● **Task requirements**:
Where the word "footer" shows up in the entries below, please copy the whole line.

━━━━━ Data in this exercise

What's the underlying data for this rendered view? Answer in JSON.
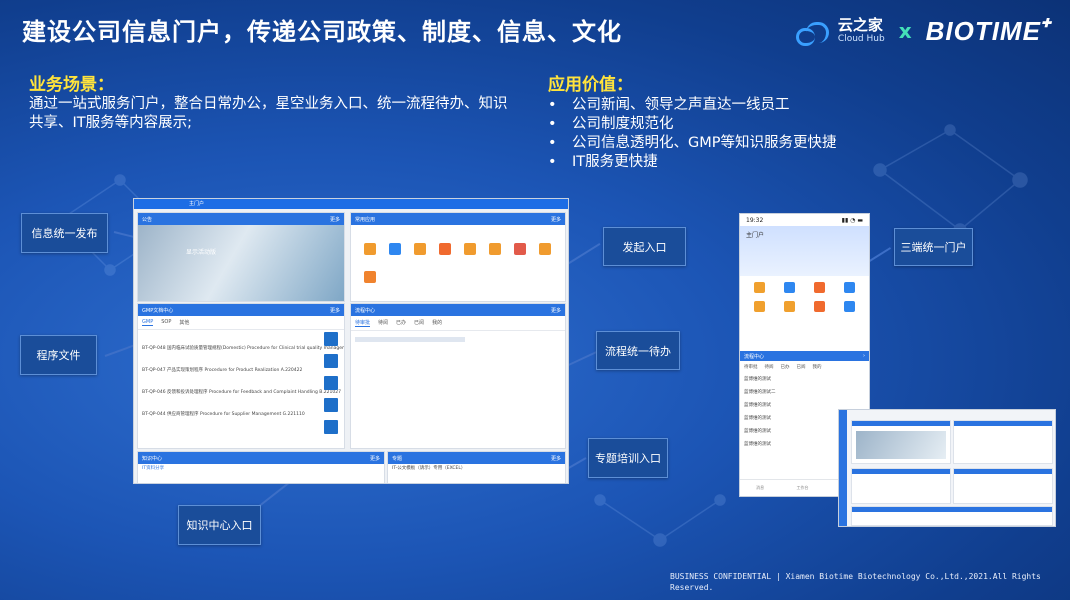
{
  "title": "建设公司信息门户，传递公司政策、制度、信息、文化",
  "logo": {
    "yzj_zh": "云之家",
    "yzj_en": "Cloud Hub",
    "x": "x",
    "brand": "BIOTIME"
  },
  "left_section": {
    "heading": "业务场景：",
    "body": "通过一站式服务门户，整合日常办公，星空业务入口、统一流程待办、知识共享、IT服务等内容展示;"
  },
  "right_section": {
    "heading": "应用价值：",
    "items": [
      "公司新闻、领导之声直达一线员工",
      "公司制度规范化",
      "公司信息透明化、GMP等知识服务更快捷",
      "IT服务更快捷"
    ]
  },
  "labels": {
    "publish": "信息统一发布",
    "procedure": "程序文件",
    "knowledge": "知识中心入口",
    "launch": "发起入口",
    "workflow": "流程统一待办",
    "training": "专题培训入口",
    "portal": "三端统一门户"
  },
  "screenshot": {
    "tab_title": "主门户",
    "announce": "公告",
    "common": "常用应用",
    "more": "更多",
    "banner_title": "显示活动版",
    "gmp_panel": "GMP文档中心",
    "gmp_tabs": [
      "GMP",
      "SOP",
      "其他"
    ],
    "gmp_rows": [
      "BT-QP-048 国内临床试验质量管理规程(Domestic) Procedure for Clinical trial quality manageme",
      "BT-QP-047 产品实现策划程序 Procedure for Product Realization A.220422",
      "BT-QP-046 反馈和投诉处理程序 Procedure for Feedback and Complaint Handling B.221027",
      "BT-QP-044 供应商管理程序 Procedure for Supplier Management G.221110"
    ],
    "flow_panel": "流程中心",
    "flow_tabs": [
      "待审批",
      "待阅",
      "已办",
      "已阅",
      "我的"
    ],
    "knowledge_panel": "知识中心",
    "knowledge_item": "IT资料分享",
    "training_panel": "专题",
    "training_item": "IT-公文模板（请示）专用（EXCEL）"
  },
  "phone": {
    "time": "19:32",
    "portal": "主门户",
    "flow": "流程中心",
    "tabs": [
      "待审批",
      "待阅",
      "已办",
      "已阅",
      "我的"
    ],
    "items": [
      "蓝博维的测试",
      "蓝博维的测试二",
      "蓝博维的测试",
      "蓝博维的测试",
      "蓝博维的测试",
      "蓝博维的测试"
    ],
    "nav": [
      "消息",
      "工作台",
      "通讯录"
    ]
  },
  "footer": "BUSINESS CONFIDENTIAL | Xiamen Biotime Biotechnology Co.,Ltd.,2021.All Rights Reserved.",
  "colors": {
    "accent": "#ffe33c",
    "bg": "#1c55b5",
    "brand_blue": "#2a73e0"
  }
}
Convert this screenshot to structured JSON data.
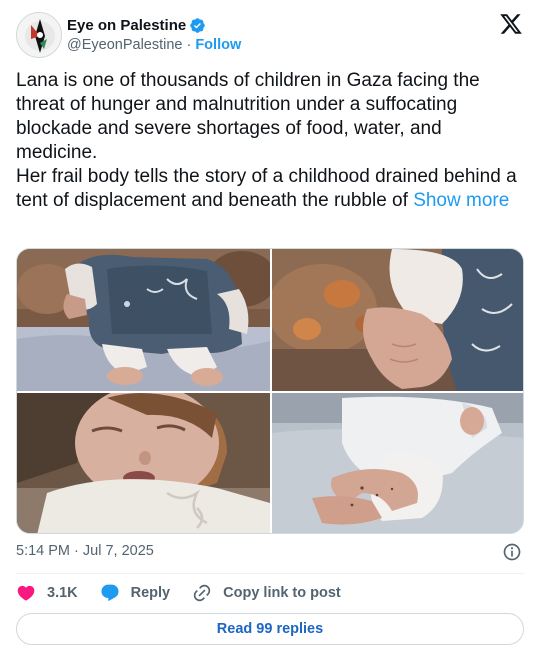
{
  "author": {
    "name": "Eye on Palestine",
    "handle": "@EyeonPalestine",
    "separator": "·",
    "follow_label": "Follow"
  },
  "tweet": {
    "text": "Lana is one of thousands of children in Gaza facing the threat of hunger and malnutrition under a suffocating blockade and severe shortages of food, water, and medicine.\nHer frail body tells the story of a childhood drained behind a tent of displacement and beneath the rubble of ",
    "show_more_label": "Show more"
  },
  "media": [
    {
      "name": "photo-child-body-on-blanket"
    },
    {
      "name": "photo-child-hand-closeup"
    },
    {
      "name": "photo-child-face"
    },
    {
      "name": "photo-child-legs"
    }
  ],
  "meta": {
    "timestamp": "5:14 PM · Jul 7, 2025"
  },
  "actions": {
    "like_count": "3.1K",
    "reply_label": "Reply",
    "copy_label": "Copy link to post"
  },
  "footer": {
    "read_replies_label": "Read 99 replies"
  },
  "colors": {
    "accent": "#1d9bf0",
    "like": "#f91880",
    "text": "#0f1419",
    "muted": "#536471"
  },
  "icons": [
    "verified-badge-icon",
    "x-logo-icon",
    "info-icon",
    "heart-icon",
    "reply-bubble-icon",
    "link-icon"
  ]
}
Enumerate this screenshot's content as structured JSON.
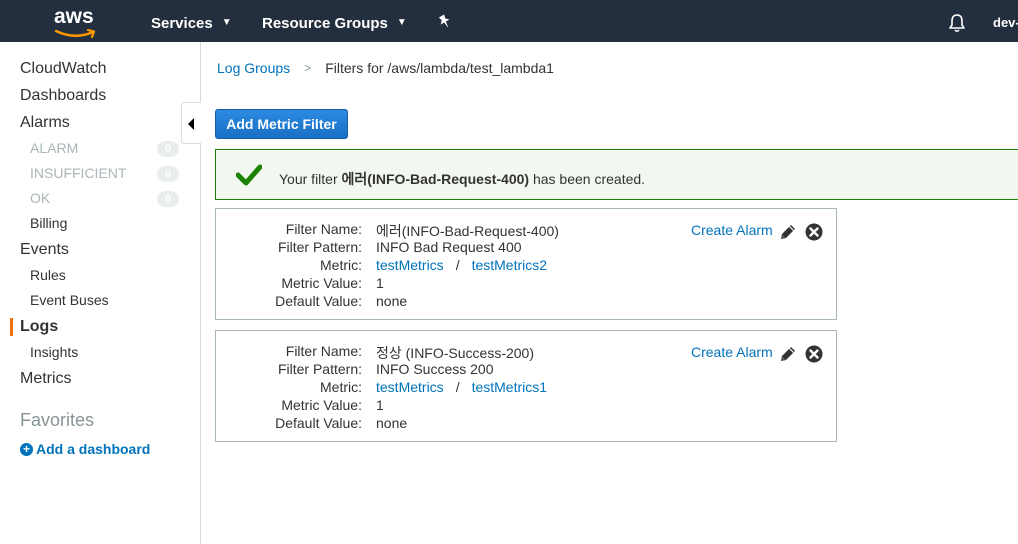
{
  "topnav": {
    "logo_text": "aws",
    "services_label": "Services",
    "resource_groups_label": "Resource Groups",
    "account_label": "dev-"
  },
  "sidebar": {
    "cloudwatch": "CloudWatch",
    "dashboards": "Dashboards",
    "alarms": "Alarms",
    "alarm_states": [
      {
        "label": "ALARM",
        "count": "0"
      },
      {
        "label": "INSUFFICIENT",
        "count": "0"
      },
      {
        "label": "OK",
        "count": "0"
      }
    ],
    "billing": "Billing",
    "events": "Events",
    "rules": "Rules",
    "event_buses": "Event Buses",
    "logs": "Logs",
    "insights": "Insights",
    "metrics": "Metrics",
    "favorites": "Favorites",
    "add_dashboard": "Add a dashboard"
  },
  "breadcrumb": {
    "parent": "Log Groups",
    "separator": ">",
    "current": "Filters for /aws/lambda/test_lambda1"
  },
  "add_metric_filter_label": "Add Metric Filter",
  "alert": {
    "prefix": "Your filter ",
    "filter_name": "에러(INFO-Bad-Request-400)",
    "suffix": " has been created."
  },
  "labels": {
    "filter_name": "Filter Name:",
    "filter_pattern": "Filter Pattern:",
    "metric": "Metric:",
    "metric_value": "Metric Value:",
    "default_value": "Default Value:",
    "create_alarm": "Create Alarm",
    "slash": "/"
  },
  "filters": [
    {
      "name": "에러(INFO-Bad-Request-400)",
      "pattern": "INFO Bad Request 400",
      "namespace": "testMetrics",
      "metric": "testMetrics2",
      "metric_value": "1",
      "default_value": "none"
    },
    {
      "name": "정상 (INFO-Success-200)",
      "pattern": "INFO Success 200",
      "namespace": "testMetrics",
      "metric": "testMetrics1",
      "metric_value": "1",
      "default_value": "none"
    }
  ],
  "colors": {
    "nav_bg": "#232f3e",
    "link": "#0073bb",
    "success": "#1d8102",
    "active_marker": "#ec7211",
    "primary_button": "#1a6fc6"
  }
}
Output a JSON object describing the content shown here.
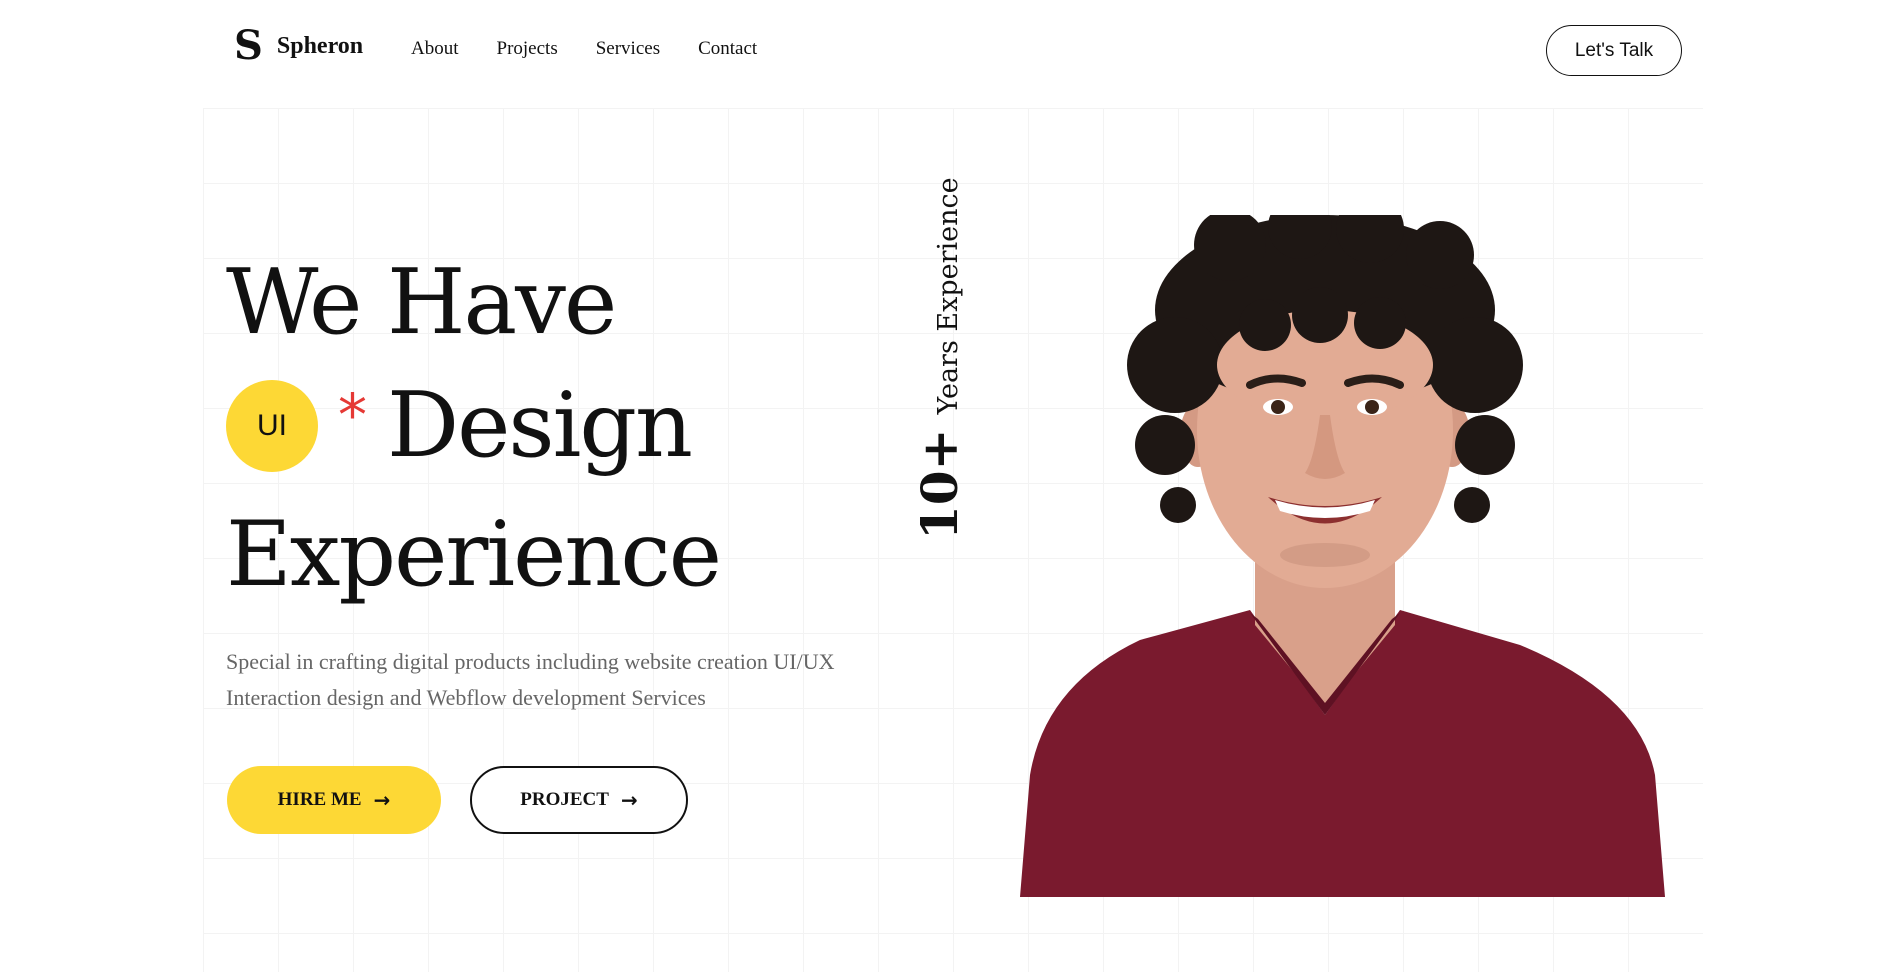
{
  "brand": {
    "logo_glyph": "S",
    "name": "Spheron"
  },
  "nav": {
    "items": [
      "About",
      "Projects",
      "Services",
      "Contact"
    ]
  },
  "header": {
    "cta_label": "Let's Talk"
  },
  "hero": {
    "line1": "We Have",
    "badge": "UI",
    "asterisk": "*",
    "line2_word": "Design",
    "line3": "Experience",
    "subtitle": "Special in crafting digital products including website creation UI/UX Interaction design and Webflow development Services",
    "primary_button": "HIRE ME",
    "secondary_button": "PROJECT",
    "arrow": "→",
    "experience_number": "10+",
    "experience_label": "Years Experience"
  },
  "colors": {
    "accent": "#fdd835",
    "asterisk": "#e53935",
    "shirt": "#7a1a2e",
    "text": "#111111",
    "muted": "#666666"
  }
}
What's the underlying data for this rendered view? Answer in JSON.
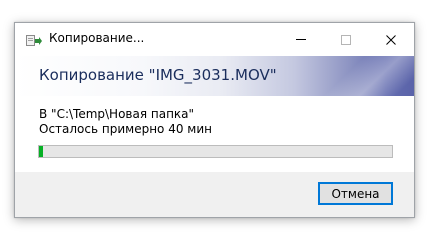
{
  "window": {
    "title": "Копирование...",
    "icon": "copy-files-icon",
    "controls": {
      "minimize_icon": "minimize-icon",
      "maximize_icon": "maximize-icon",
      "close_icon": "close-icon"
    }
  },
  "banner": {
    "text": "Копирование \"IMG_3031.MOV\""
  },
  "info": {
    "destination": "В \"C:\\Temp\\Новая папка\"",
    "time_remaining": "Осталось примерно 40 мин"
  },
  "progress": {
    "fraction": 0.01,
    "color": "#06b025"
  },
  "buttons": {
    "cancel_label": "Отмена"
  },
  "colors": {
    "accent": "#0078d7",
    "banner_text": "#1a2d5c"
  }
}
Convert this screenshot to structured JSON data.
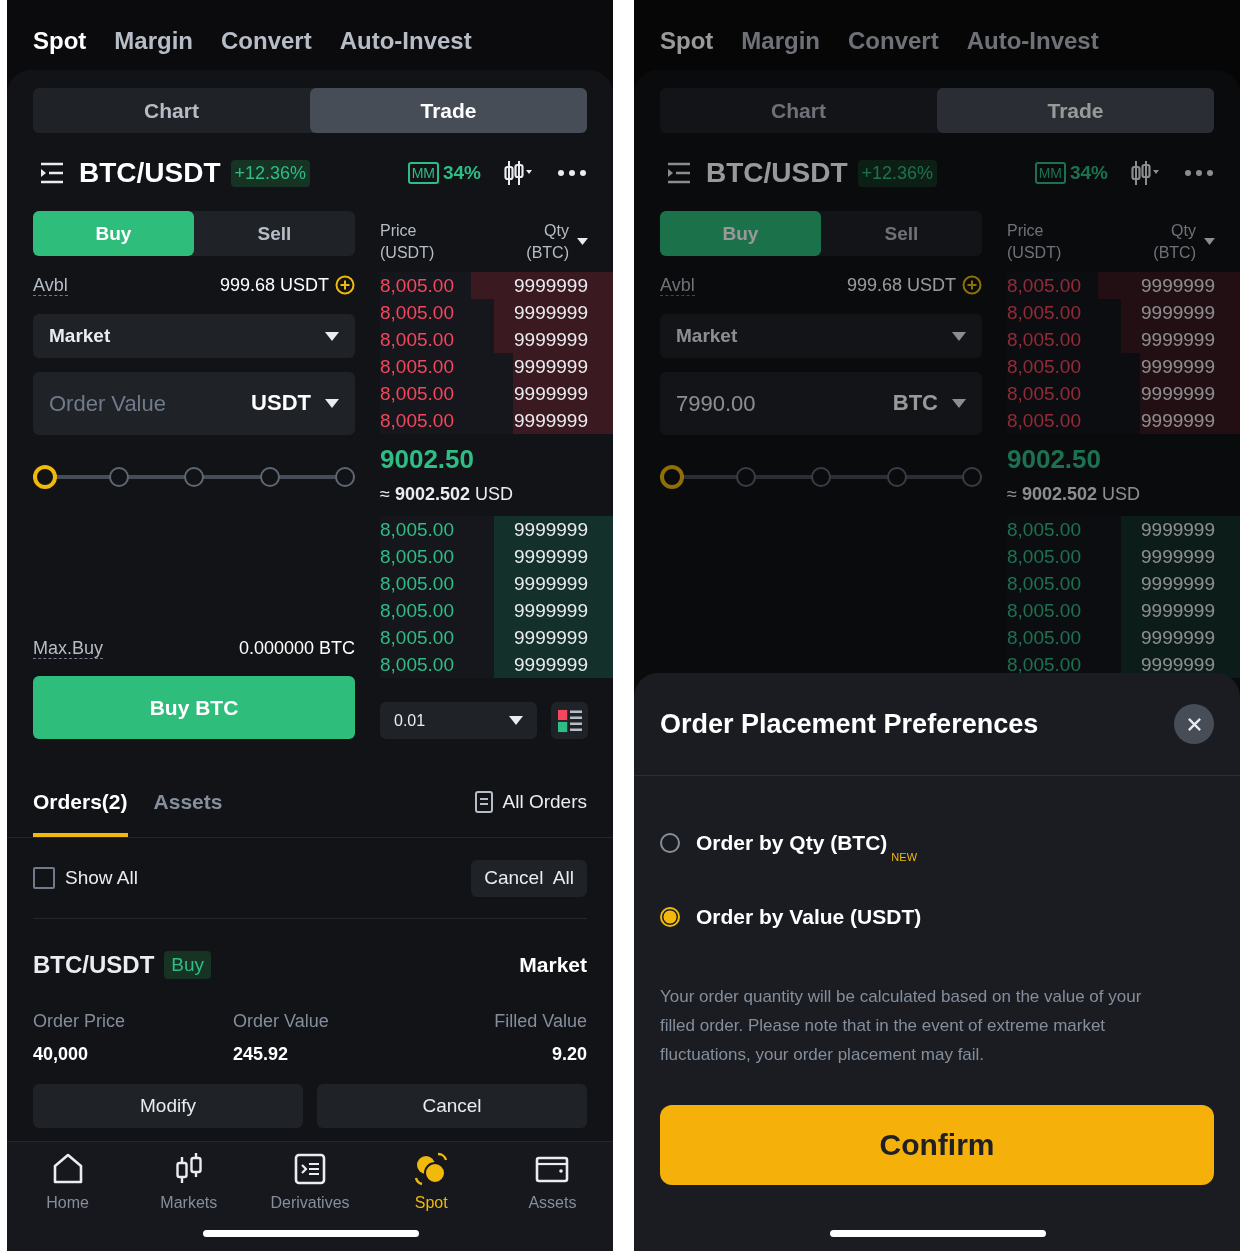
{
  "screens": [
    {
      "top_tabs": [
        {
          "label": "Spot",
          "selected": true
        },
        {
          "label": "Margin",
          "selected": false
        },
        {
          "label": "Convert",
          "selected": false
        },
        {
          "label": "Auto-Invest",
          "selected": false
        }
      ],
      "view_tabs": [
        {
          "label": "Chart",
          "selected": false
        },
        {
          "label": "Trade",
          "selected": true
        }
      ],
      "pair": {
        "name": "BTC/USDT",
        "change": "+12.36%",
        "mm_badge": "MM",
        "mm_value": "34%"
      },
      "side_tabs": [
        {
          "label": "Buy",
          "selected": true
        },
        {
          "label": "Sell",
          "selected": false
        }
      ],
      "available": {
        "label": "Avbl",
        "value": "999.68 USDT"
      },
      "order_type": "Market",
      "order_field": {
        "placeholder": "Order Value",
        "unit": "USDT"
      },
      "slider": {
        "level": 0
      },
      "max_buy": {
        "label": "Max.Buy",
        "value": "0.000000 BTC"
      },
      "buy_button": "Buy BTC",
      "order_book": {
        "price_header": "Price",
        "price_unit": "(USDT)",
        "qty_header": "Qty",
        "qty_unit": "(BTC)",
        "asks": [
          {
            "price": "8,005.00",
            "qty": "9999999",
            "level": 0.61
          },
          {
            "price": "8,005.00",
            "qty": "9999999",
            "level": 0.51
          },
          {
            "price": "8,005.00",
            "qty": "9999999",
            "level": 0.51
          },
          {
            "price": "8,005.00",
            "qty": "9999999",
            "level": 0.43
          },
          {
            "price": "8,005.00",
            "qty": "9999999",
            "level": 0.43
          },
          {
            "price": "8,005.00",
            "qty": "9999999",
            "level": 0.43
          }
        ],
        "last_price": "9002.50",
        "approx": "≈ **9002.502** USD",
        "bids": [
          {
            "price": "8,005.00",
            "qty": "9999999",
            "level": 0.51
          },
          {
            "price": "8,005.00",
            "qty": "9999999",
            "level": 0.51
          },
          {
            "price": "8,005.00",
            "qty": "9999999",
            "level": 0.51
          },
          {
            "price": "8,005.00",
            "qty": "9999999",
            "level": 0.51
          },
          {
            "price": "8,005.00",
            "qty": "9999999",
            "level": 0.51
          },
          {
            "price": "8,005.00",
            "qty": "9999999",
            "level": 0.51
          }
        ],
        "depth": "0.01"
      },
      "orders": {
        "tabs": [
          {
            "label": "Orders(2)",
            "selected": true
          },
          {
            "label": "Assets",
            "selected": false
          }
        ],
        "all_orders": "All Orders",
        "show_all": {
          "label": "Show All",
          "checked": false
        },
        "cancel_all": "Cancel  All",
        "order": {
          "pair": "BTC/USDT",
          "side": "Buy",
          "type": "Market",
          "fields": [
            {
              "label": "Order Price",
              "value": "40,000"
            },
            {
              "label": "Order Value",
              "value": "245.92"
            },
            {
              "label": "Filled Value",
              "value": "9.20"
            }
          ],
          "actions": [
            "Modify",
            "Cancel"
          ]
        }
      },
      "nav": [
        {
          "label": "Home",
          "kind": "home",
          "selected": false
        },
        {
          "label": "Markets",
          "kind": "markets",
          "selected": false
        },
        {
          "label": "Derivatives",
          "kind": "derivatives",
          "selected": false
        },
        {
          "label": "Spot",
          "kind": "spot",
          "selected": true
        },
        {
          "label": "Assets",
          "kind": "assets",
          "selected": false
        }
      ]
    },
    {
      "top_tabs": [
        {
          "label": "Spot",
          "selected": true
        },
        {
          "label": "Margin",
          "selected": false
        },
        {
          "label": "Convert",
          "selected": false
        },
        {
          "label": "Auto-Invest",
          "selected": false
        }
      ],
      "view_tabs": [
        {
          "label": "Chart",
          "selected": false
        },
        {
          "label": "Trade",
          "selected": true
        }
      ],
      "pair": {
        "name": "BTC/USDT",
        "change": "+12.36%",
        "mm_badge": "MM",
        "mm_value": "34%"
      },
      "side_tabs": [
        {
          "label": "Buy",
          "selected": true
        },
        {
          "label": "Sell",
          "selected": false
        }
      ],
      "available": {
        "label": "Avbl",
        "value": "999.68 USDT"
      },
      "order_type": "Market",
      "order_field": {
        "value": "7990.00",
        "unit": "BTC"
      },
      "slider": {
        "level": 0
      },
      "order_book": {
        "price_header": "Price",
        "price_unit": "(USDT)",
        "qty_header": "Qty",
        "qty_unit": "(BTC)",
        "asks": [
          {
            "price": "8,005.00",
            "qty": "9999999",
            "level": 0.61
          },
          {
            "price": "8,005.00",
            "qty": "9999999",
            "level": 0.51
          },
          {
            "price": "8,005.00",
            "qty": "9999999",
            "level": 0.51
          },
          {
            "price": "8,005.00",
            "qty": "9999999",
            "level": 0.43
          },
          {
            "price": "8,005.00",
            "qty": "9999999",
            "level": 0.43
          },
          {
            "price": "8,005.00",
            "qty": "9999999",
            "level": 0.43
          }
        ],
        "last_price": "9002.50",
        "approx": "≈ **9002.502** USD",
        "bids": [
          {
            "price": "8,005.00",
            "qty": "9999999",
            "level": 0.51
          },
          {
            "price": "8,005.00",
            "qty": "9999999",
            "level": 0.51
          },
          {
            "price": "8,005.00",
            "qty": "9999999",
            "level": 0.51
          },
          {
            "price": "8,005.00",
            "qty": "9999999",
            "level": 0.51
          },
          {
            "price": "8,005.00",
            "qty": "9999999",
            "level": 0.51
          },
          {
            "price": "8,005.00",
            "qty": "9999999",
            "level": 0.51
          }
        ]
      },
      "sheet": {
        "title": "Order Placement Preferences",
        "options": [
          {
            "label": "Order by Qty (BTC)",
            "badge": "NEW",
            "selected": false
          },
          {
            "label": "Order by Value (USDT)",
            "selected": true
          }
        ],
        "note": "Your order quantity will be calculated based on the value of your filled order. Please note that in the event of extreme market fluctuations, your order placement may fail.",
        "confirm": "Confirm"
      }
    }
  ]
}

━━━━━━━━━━

● **Answer section**:
  "footer": "BUSINESS CONFIDENTIAL | Xiamen Biotime Biotechnology Co.,Ltd.,2021.All Rights Reserved.",
  "footer": {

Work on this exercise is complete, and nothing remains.